When newspaper columnists are short on ideas, they turn to the internet.
One irony-deficient reader complained that the blog was less about white people than it was about yuppies. And without knowing it, she was cutting to the heart of the joke. Lander is gently making fun of the many progressive, educated, upper-middle-class whites who think they are beyond ethnicity or collectively shared tastes, styles or outlook. He’s essentially reminding them that they too are part of a group.
“I’m writing about the white people who think they’re absolutely unique and individual,” Lander told me. “I’m calling them out and poking fun of myself. The things I post are all the things I like too!”
And what are those things? Recycling, expensive sandwiches, standing still at concerts, Toyota Priuses, natural medicine, irony, public radio, breakfast places, vegetarianism, organic foods and being an expert on ethnic cultures are just a few.
It’s called the Dyatlov Pass Accident. Oh my God, yes. I stumbled over this delicious tale just recently over at Metafilter and it’s one of those stories that contains all the best elements of a deep, resonant creep-out. Inexplicable behavior. Bizarre factoids. Inconclusive evidence. Missing body parts. And not a single clue, almost 50 years later, as to what really happened.
The nutshell: In 1959, nine experienced Russian cross-country skiers – seven men and two women, led by a man named Igor Dyatlov – headed to the Ural Mountains, to a slope called Kholat Syakhl (Mansi language for “Mountain of the Dead,” ahem) for a rugged, wintry trek. […] Then, something happens. In the middle of the night all nine suddenly leap out of their tents as fast as possible, ripping them open from the inside (not even enough time to untie the doors) and race out into the sub-zero temps, without coats or boots or skis, most in their underwear, some even barefoot or with a single sock or boot. It is 30 degrees below zero, Celsius. A few make it as far as a kilometer and a half down the slope. All nine, as you might expect, quickly die.
And so it begins.

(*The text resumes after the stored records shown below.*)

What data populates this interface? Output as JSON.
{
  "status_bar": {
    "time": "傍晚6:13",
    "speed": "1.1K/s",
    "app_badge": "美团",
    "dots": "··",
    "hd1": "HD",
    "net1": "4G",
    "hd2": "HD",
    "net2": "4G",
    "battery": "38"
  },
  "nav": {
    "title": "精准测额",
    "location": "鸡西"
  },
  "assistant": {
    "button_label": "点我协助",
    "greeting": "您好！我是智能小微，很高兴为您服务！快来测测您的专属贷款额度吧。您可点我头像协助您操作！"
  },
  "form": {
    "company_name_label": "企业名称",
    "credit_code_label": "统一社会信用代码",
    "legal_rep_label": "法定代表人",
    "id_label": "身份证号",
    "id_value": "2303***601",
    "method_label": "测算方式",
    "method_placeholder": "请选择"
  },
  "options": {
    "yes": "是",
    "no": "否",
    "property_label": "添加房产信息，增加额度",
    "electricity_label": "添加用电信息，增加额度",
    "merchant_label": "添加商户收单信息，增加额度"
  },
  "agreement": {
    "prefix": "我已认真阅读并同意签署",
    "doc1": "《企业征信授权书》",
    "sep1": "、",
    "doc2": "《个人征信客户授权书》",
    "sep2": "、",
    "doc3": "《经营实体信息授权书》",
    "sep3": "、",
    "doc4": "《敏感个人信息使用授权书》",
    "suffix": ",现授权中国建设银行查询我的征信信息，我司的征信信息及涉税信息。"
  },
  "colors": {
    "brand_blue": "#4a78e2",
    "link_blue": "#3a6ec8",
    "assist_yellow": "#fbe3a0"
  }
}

Coming up next: Maureen Dowd writes about how she misses the old Plastic.com and Howard Kurtz says something about Facebook. Actually, the second one is real. Nevermind.